Stratos: Exactly. Or at least try.
David Fair: creative:impact once again continues on Eighty-Nine one WEMU. Deb Polich and I are talking with jazz musician, composer, and producer Stratos. He's from Ann Arbor, and we're looking forward to hearing his new album, Planets.
Deb Polich: Yeah. So I'm intrigued by your album release strategy, Stratos. You know, I noticed on the website as I was looking around that you're releasing that on vinyl, and you're also offering a limited hand-numbered edition of 100, just like visual artists do with lithographs or prints. Where did some clever idea come from?
Stratos: Yeah, the company that I decided to have my vinyl press with, they have this really awesome option to have your vinyl be, like, a mystery color. Basically, what they do is they take all the recycled vinyl from whatever day in the plant, and they just use that to make a record. So, at this point, like, I haven't received my vinyl yet, so I have no idea what color it's going to be. It's not going to be black. So I thought, "Oh, that's cool." You know, maybe I'll do that first as sort of like a limited edition thing, and then maybe later I'll do a run of regular black vinyl.
Deb Polich: That's interesting. I remember my parents having 78's that were colored like red and green and blue. That's so fun.
David Fair: And with the reemergence of vinyl, that is all coming back into play again. You know, Stratos, so when I used to manage bands back in the 80s and 90s, we were constantly trying to set up showcase performances and get that ever-elusive record deal. In talking with my musician friends now, that is typically not the priority. That money can really only be made through live performance and partnerships with promoters. What is your strategy for being able to make a living in music?
Deb Polich: Yeah, it's tricky, especially since I started my career right as the pandemic started, and I graduated with my masters in jazz from Western. Yeah. Literally April of 2020. So, I've been asking myself that same question. You know, how do I make a living? And I realized that learning the skills to be able to record and mix were very, very handy, because now I'm able to, you know, sort of make my own record.
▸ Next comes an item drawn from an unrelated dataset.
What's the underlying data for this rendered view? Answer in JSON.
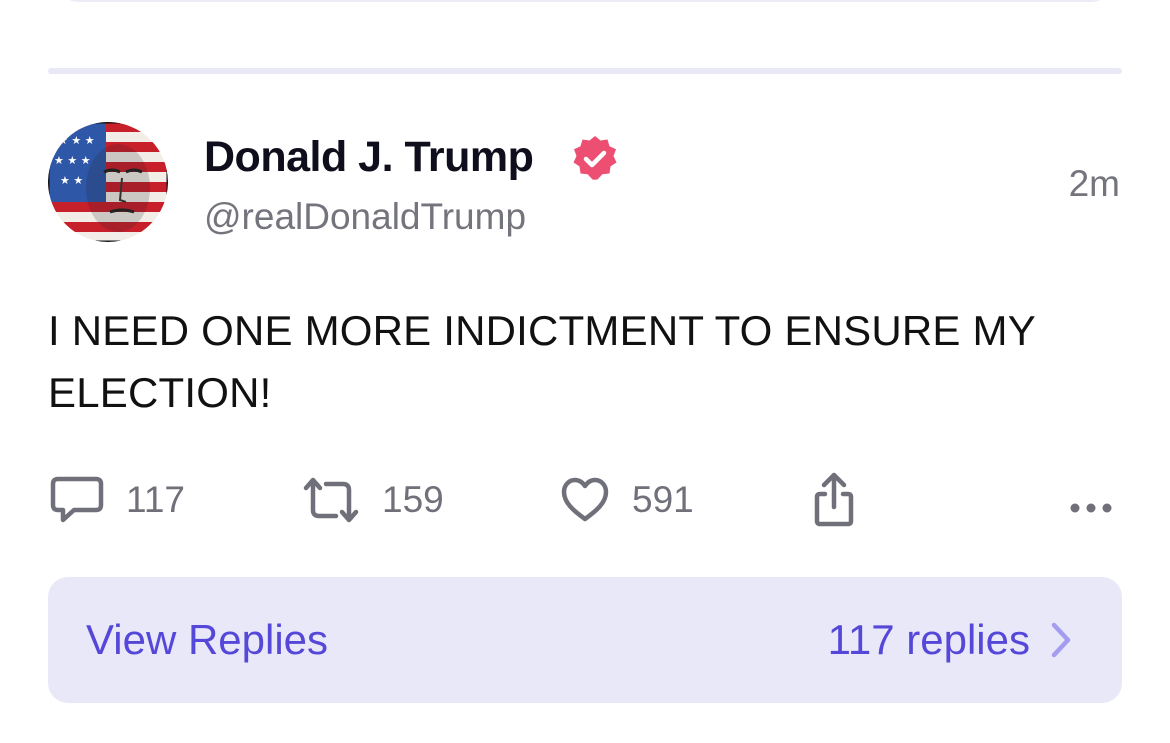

And, you know, things are starting to open up a little bit in terms of live shows like, for example, the Planets album release shows happening at Rockwood Music Hall in New York City October 20th. You know, things started happening opening up right as I was able to release some more records. I think it's been helping.
David Fair: So, you're just getting started. And, at the same time, it's been a long journey to this point. What is your best advice to kids interested in a music career and advice you might offer their parents as well?
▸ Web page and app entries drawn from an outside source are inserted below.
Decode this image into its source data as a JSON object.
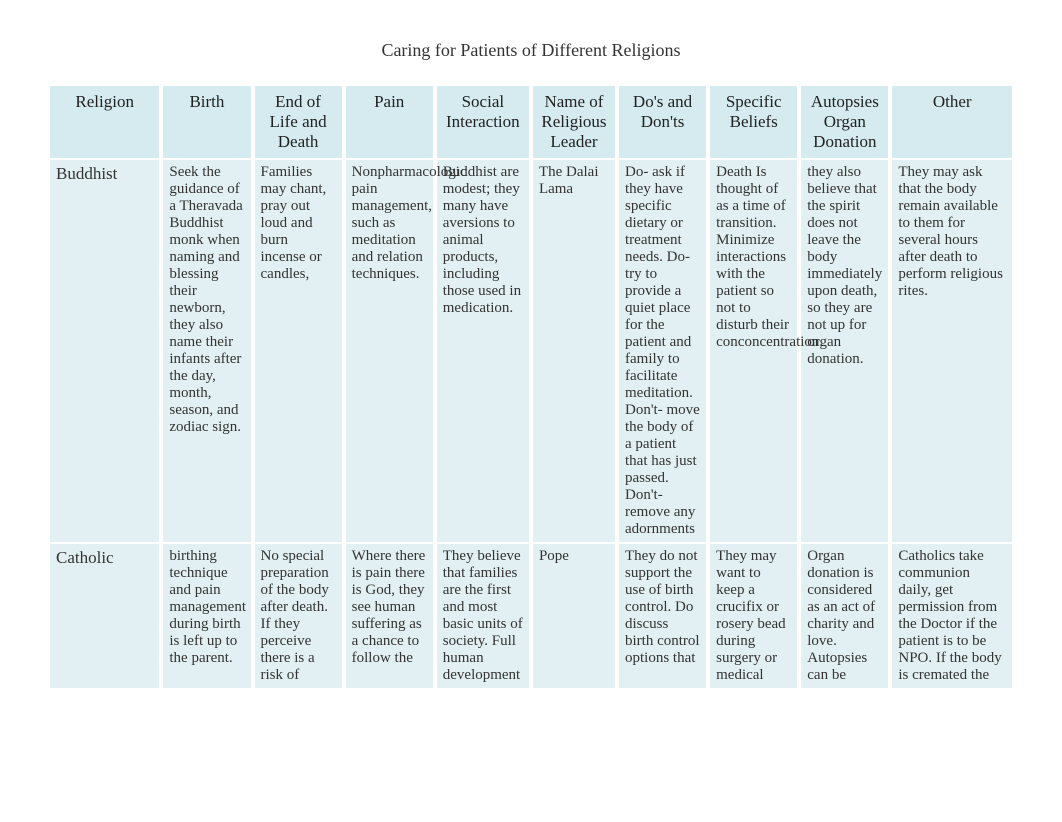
{
  "title": "Caring for Patients of Different Religions",
  "columns": [
    "Religion",
    "Birth",
    "End of Life and Death",
    "Pain",
    "Social Interaction",
    "Name of Religious Leader",
    "Do's and Don'ts",
    "Specific Beliefs",
    "Autopsies Organ Donation",
    "Other"
  ],
  "rows": [
    {
      "religion": "Buddhist",
      "birth": "Seek the guidance of a Theravada Buddhist monk when naming and blessing their newborn, they also name their infants after the day, month, season, and zodiac sign.",
      "endlife": "Families may chant, pray out loud and burn incense or candles,",
      "pain": "Nonpharmacologic pain management, such as meditation and relation techniques.",
      "social": "Buddhist are modest; they many have aversions to animal products, including those used in medication.",
      "leader": "The Dalai Lama",
      "dos": "Do- ask if they have specific dietary or treatment needs. Do- try to provide a quiet place for the patient and family to facilitate meditation. Don't- move the body of a patient that has just passed. Don't- remove any adornments",
      "beliefs": "Death Is thought of as a time of transition. Minimize interactions with the patient so not to disturb their conconcentration.",
      "autopsy": "they also believe that the spirit does not leave the body immediately upon death, so they are not up for organ donation.",
      "other": "They may ask that the body remain available to them for several hours after death to perform religious rites."
    },
    {
      "religion": "Catholic",
      "birth": "birthing technique and pain management during birth is left up to the parent.",
      "endlife": "No special preparation of the body after death. If they perceive there is a risk of",
      "pain": "Where there is pain there is God, they see human suffering as a chance to follow the",
      "social": "They believe that families are the first and most basic units of society. Full human development",
      "leader": "Pope",
      "dos": "They do not support the use of birth control. Do discuss birth control options that",
      "beliefs": "They may want to keep a crucifix or rosery bead during surgery or medical",
      "autopsy": "Organ donation is considered as an act of charity and love. Autopsies can be",
      "other": "Catholics take communion daily, get permission from the Doctor if the patient is to be NPO. If the body is cremated the"
    }
  ]
}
Deb Polich: You know, stay curious about everything. I think there's a lot to be said about using your own unique interest to make something different. You know, I'm super into, you know, jazz music. That's where it started. But I'm also interested in, you know, anime and also film photography and these things sort of come together as one. So, I'd say, you know, stay curious, keep your mind open, and try to learn as much as you possibly can.
Deb Polich: So, Stratos, it sounds like it's clear that your star is on the trajectory to the planets. Congratulations on your three-peat is a Herb Alpert Award winner and the release of the album. And thanks so much for joining us on creative:impact.
Deb Polich: Oh, thank you. It's such a pleasure. I appreciate it.
David Fair: That is Stratos. He is a jazz trumpeter, composer, and producer, and, as Deb mentioned, three -ime winner of the Herb Alpert Young Jazz Composer Award. You can learn more about Stratos and his Planets album by going to our website at WEMU dot org. Deb Polich is president and CEO of Creative Washtenaw and my creative:impact co-host. I'm looking forward to doing it all again next Monday.
Deb Polich: Yes, absolutely. Next Tuesday, we'll have another creative Washtenaw guest.
David Fair: Jeez, I can't even keep the days of the week straight. I will look forward to it on Tuesday. I'm David Fair, and this is your community NPR station. Eighty-Nine one WEMU FM and WEMU HD one Ypsilanti.
Non-commercial, fact based reporting is made possible by your financial support. Make your donation to WEMU today to keep your community NPR station thriving.